Agencies are hubs of collaboration. Between account managers, creatives, the client, contractors and external stakeholders, there can be hundreds of eyes on a single project. This can be a great way to ensure experts in different areas can lend their expertise to a project, or that many potential ideas are listened to and implemented.
Unfortunately, people being people, a highly collaborative environment will eventually breed some issues. It’s how you handle these issues that will determine whether your agency has a successful collaborative culture.
Here are some of the most common collaboration disasters that can hit a project, and how you can solve them:
1. Silo Mentality Distorting Collaboration
Picture a farmyard with several large silos. These giant grain stores might appear to be a cohesive group - after all, they’re all stacked next to each other in a field. But they remain separate - there’s no way for any of the stores to mix between silos. There is no communication.
This is Silo mentality - when teams internal to a company are determined to remain separate. One team is over here doing something while the other is over there tackling the same problem from a different point of view. If only they would mix up the grains a bit, they could combine powers and solve the problem in half the time.
If your company has a silo mentality, this will shut down collaboration before you can achieve anything useful. So how do you break down silos?
- Have regular sharing meetings where each department talks about the work they are doing.
- Encourage people to “shadow” other departments to learn about what they do.
- Get team members to teach workshops to the rest of your company.
- Package services across teams together to begin the process of cross-departmental collaboration.
2. Client & Agency roles reversed
This is a really common situation when clients and agencies start to talk together. The client will come with the brief, and start to offer some suggestions for solutions to the brief. The agency team will cut in with a list of all the problems and issues with the client’s ideas.
This isn’t a great way to start an agency/client relationship. The client spends all their time defending their idea against the agency naysayers, and the agency staff are being confrontational, instead of creative. These roles should be reversed - with the agency coming up with the ideas, and the client trying to figure out how those ideas
So how do you reverse these roles?
- If the client presents that idea, immediately hand that idea off to the creative team and get them to expand on it.
- Ask the client if they have any concerns?
- Structure initial meetings to avoid this situation. Have the agency team go away and come back to present different options.
3. The Client Doesn’t Want to Collaborate
You’ve got a great collaboration system set up, with plenty of opportunity for the client to take ownership for the direction of the creative. The only problem is … the client isn’t interested. He seems to believe his role is over as soon as he signs the first cheque.
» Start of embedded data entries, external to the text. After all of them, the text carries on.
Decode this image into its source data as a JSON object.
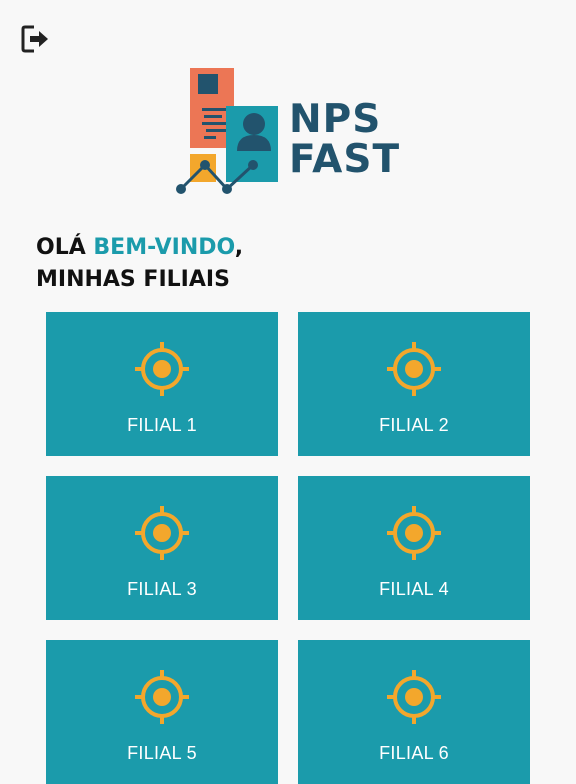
{
  "header": {
    "logout_icon": "logout-icon"
  },
  "logo": {
    "line1": "NPS",
    "line2": "FAST"
  },
  "greeting": {
    "prefix": "OLÁ ",
    "highlight": "BEM-VINDO",
    "suffix": ",",
    "line2": "MINHAS FILIAIS"
  },
  "colors": {
    "accent": "#1b9bab",
    "brand": "#22536d",
    "target": "#f3a72c",
    "logo_orange": "#ec7655"
  },
  "branches": [
    {
      "label": "FILIAL 1",
      "icon": "target-icon"
    },
    {
      "label": "FILIAL 2",
      "icon": "target-icon"
    },
    {
      "label": "FILIAL 3",
      "icon": "target-icon"
    },
    {
      "label": "FILIAL 4",
      "icon": "target-icon"
    },
    {
      "label": "FILIAL 5",
      "icon": "target-icon"
    },
    {
      "label": "FILIAL 6",
      "icon": "target-icon"
    }
  ]
}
You can’t even get him to give feedback on your drafts, let alone suggest a direction for the copy or answer any of your questions.
What can you do?
- Approach someone else in the client’s company and see if they can help.
- Ask the client specific questions, such as “do you prefer the blue or the red background?” instead of “what is your favourite design?”
- Understand that your client’s ambivalence probably stems from the fact that he feels he doesn’t actually understand what you’re doing or how it impacts his bottom line.
- Decrease the number of queries you address to the client and the number of contacts he has to deal with from your company.
- Present your client with the options and tell him which one you’d choose and why. This will usually prompt him to agree with you, meaning you’re able to reach a decision and move to the next stage of the project.
Just like eating too much ice cream will give you a stomach ache, there is such a thing as too much collaboration. Not every activity on a project needs to be a crowdsourced solution. Overcollaborating can stall projects or derail focus from the original brief.
Such environments typically emerge because managers are not clear what it is they want to achieve from people working together, so end up collaborating for the sake of collaborating. The results are seldom good.
So how do you prevent overcollaboration?
- Be clear about what you want to achieve through collaboration from the onset. What are the goals? What is the purpose of bringing different people together?
- Limit collaboration activities to certain steps in the process.
- Ask specific questions and force decisions to make progress.
5. Loss of Focus
Often when people get into a discussion and are sharing ideas - whether they agree or don’t agree - they can get completely sidetracked from the main focus of a collaboration - which is, in your agency’s case, the production of collateral your client needs for marketing or branding. If everyone gets caught up in wider issues or off-topic discussions, it can be easy to feel as if you’re working while not actually achieving anything.
So how do you get a collaboration back on focus?
- Take the initiative. Someone is going to have to. It might as well be you.
- Ask specific questions to bring the conversation back to the topic at hand. Ask, “so how can we apply this to the project?”
- Suggest alternative ways to discuss off-topic subjects, such as opening a Google Hangout.
- Dig deep to the heart of the problem. If discussions are stalled because of an issue, you’re going to need to dig deep to find out what the underlying problem IS. For example, often a client will get confrontational if they are worried about the project outcomes. The project won’t get back on track till that underlying issue is solved.
Collaboration is definitely an important part of the agency process, but the more room you have for collaboration, the more you invite these types of issues. Getting through tough collaboration issues is all about bringing the focus back to the project and ensuring everyone else is on the same page.
What collaboration disasters have you averted? How does collaboration work at your agency?